February Best Practice of the Month: Develop the Graphic Novel Collection

Jeannie.Standal's picture

Hurray! The 2015 Youth Media Awards were announced earlier this week at the ALA Mid-Winter meeting! Another hurray! There were a couple of graphic novels that made honors lists! El Deafo by Cece Bell earned a Newbery Honor and This One Summer by Julian and Mariko Tamaki brought home both a Caldecott and a Printz Honor (that's not something that happens every day). For years graphic novels have been racking up quite a few prestigious awards, and not just from ALA.  In 1992, Maus by Art Siegelman won a Pulitzer Prize, and more recently, Can't We Talk About Something More Pleasant by Roz Chast was a finalist in 2014 for non-fiction National Book Award, to name a few. The perception of graphic novels and comics has moved from cheesy superhero and Loony Toons with questionable value, to real literature for children and adults.

There is a good reason graphic novels are wildly popular with students young and old, teachers, and librarians; the combination of the visual impact and the concise text pack a powerful punch. Teachers, too, have discovered the value of this genre in the classroom for all grade levels. Graphic novels introduce new and rare words to readers at a higher rate (53.5 per 1,000 words) than even adult level books (52.7 per 1,000 words).1 Further, graphic novels include nearly 20% more rare words than a typical childrens chapter book.2 They engage the brain in more ways, promoting more learning. Far from the narrow subject matter we might remember from our youth, they now cover topics from autobiography to zombies (and maybe even a zombie autobiography) for ages Pre-K to adult.

Librarians know that graphic novels circulate like mad, and can positively affect the circulation of prose books, as well.  Libraries report that  overall circulation increases 25% after adding graphic novels to the collection3.  Readers, especially reluctant readers, will select graphic novels, but then go on to other books. Consider them a gateway read, if you will, leading to reading more types of literature. More students reading more books?  Sounds good.

The elements that draw readers to the genre, strong visual elements along with concise text, can also make graphic novels more susceptible to challenges. The content that might trigger a challenge to a prose book is the same content that can cause someone to challenge a graphic novel; profanity, drug and alcohol use, violence, sex and sexual orientation, and racial issues are some of the most common reasons cited.  The difference is that in the graphic novel format, the offending subject might also pictured.  The School Library Journal article, "Teaching with Graphic Novels," illustrates the concept using what researcher Steven Cary has coined the "naked buns" effect.  Cary says, "It's the rare student or parent who objects to the words 'naked buns,' but an image of naked buns can set off fireworks."4

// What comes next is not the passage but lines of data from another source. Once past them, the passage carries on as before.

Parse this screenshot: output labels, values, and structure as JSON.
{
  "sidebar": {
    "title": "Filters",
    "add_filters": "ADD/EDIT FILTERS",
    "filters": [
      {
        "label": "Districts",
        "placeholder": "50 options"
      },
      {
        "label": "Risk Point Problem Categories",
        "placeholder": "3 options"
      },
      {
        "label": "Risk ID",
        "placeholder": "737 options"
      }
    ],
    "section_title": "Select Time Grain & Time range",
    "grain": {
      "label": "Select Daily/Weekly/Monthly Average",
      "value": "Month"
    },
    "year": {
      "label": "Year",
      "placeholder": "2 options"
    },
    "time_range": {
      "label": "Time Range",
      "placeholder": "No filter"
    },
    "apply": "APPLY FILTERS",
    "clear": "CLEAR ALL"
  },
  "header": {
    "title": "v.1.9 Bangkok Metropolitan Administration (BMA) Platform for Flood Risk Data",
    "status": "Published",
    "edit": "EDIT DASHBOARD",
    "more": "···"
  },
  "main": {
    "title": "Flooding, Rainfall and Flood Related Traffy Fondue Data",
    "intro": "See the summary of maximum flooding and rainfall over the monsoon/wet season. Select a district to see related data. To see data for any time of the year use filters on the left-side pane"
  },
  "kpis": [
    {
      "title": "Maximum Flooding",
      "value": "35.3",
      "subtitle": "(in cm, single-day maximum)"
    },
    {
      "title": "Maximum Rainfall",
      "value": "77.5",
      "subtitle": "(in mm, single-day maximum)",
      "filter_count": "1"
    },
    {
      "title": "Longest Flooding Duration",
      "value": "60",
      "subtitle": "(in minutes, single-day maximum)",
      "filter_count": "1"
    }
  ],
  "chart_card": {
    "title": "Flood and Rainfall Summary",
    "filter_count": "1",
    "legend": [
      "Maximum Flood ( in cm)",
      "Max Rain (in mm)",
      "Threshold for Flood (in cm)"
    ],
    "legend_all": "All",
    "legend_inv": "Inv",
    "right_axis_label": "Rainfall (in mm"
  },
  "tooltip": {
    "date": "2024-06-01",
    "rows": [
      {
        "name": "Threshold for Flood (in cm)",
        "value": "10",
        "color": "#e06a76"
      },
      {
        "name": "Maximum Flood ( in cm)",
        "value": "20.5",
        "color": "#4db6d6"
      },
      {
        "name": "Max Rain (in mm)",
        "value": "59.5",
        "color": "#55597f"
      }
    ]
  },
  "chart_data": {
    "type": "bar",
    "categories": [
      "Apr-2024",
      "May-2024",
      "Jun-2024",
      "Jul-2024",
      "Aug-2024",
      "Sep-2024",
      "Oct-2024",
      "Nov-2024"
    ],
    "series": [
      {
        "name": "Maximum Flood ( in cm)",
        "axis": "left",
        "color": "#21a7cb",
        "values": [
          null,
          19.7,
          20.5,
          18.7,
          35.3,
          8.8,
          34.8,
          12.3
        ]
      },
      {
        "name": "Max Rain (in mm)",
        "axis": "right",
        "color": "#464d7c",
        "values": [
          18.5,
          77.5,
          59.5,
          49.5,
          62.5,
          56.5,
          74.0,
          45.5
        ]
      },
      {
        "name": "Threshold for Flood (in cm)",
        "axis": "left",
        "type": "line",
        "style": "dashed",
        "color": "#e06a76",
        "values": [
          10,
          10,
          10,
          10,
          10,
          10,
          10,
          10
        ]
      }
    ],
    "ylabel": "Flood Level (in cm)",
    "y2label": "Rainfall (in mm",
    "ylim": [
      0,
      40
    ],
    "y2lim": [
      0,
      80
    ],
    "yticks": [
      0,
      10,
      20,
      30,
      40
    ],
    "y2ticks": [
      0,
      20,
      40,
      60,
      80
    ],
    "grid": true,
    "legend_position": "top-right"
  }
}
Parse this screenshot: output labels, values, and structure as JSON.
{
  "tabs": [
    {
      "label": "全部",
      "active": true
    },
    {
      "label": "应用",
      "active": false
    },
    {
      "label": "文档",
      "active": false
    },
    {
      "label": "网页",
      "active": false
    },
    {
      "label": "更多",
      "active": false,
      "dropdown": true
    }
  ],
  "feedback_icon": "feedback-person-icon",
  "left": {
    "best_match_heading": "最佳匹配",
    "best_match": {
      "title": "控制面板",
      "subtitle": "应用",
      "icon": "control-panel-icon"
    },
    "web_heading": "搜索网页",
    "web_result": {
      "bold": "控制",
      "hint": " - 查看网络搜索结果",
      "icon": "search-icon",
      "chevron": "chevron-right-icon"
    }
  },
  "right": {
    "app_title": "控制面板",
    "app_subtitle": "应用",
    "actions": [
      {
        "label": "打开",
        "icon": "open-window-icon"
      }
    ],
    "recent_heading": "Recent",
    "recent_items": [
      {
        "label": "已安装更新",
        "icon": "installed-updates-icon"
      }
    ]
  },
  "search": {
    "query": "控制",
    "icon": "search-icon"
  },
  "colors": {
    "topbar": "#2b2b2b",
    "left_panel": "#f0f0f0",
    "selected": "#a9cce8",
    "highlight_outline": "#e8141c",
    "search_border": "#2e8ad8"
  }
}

To avoid a challenge, develop a graphic novel collection using the same tools used for the rest of the collection: be sure the items in the collection are appropriate for the students' age; read reviews, or better, read the book; remember that awards indicate quality, not age or interest level; and most importantly, have a strong reconsideration policy and procedure in place. 

This is not to say that the graphic novel should replace the prose novel.  On the contrary, the two genres complement one another in the best way.  Graphic novels and comics can be valuable scaffolding tools for struggling readers, or students learning English. For all students, they can help develop a love of reading.  And really, that's the goal: a lifelong love of reading and learning.

For more information about graphic novels and comics, visit:
Good Comics for Kids: National Council of Teachers of English (NCTE)'s article:
 1Hayes, D.P. & M.G. Arens. (2009). Vocabulary Simplification for Children: A Case of "Motherese." Journal of Child Language, 15, pp. 395-410.
2 Betts, Anastasia. GN101 - The Presentation. Graphic Novels 101 website.  Accessed 2-3-15 at http://wwww.graphicnovels101.com/uploads/4/7/0/8/4708746/gn101.part_iv.research.pdf.
3,4 Alverson, Brigid. Teaching with Graphic Novels. School Library Journal. September 8, 2014.  Accessed Feb 2, 2015 at http://www.slj.com/2014/09/books-media/graphic-novels/the-graphic-advantage-teaching-with-graphic-novels/#.